Discover more from Steady Beats | Matt Tillotson
[SB 216] Giving in to your nature
I’m Matt, and welcome to Steady Beats. If you like to walk for a better life, and also like Dire Straits’ “Walk of Life,” you just might like this newsletter.
I think about this clip from David Perell often, on surrendering to our nature:
Two questions come to mind:
How do we continue to push into our own nature at midlife when we have a lifetime of programming and outside expectations to overcome?
How does one lean into our nature without using it as an excuse for shoddy performance in some areas?
What is the mythical “Work-Life Balance” but a constant juggling of competing pressures and priorities? Surrendering to our nature may mean little more than choosing the right objects to juggle. If you’re not good with fire, avoid the torches. Juggle some bowling pins.
For example: twice now, I’ve had the intention to my get my personal training certification. Twice, I’ve failed because I lost interest in the material.
I don’t care about the science behind exercise, really. Knowing every muscle group? Huge yawn. The science of burning energy and muscle growth? Don’t care.
When it comes to fitness, what I care about is finding workouts I and others will stick with, based on personality and interests. I like trying stuff, little experiments with different routines, and watching the outcomes. Not so much the scientific details behind it all.
As to the second question, I’m not great at math. That doesn’t mean I get to just punt on financials in business, even if it’s not my nature.
Surrendering to our nature, carving out more space for what we love most and are best at, is a long road.
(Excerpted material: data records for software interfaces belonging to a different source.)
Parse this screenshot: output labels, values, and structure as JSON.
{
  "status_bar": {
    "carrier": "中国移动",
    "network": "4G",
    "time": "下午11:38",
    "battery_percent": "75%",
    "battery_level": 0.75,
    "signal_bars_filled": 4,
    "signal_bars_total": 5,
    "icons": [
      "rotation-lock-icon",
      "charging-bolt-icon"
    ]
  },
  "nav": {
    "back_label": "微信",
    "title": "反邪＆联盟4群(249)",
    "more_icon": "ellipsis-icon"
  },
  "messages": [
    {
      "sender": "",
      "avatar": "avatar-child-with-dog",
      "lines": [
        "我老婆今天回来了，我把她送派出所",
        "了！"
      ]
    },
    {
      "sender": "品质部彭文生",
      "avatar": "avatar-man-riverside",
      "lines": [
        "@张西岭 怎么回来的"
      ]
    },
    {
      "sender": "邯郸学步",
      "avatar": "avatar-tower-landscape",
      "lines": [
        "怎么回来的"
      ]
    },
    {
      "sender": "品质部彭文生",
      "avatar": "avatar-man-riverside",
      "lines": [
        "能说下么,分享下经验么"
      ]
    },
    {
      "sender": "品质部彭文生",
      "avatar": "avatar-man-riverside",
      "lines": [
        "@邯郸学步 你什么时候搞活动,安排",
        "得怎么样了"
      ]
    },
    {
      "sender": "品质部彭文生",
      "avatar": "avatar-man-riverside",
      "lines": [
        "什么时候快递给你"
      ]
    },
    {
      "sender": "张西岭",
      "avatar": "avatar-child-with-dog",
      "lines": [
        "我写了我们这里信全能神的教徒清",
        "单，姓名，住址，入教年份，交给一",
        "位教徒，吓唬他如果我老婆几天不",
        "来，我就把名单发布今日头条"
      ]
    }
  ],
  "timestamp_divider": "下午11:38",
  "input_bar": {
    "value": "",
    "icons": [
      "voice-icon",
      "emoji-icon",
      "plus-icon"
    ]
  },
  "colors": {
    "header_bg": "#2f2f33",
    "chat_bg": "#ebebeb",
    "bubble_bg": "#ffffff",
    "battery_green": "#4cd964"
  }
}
There is some doubling back involved.
Keep moving towards it. Steady Beats.
What else made me think this week
More cardio with age, not less
I half agree.
When it comes to strength training, I think we need more recovery time as we age. So lifting every day, for example, is a bad idea in middle age and beyond. (Probably. I don’t know you or your situation.) Muscles grow during the rest and repair phase. We need more of that as we get older.
But when it comes to “Zone 2” (i.e., slow) cardio, more seems to be better with almost no diminishing returns. I’ve really ramped mine up in last few months, trying to get in at at least an hour and day. On non-lifting days, I often getting in both a morning session and a short second evening session. These are luxuries of ditching my two-hour commute for a home-based role.
We have to fight to preserve our VO2 Max in middle age. That means more easy cardio work. Sorry, I don’t make the rules.
Mastery requires obsession
At Write of Passage, we talk a lot about “Personal Monopoly” — developing a unique niche for your writing based on your experiences and interests. Finding this intersection allows you to compete in a field of one, find just the right audience, and flourish in a way no one else could but you.
So if you’re trying to figure out what to write about, think about what you can’t stay away from. What are the topics you come back to again and again?
For me it’s fitness, sports, 80s music and pop culture. For you it’s probably something very different.
But focusing on ideas and activities you feel profoundly connected to means you don’t need brute force to master them. You’ll be pulled along, with no need to push.
Look for that ease. Find the pull and follow it, and spend less time pushing.
Thank you for reading.
Let’s keep the Steady Beats going. 💚
If you enjoyed this edition, would you mind giving the heart below a click?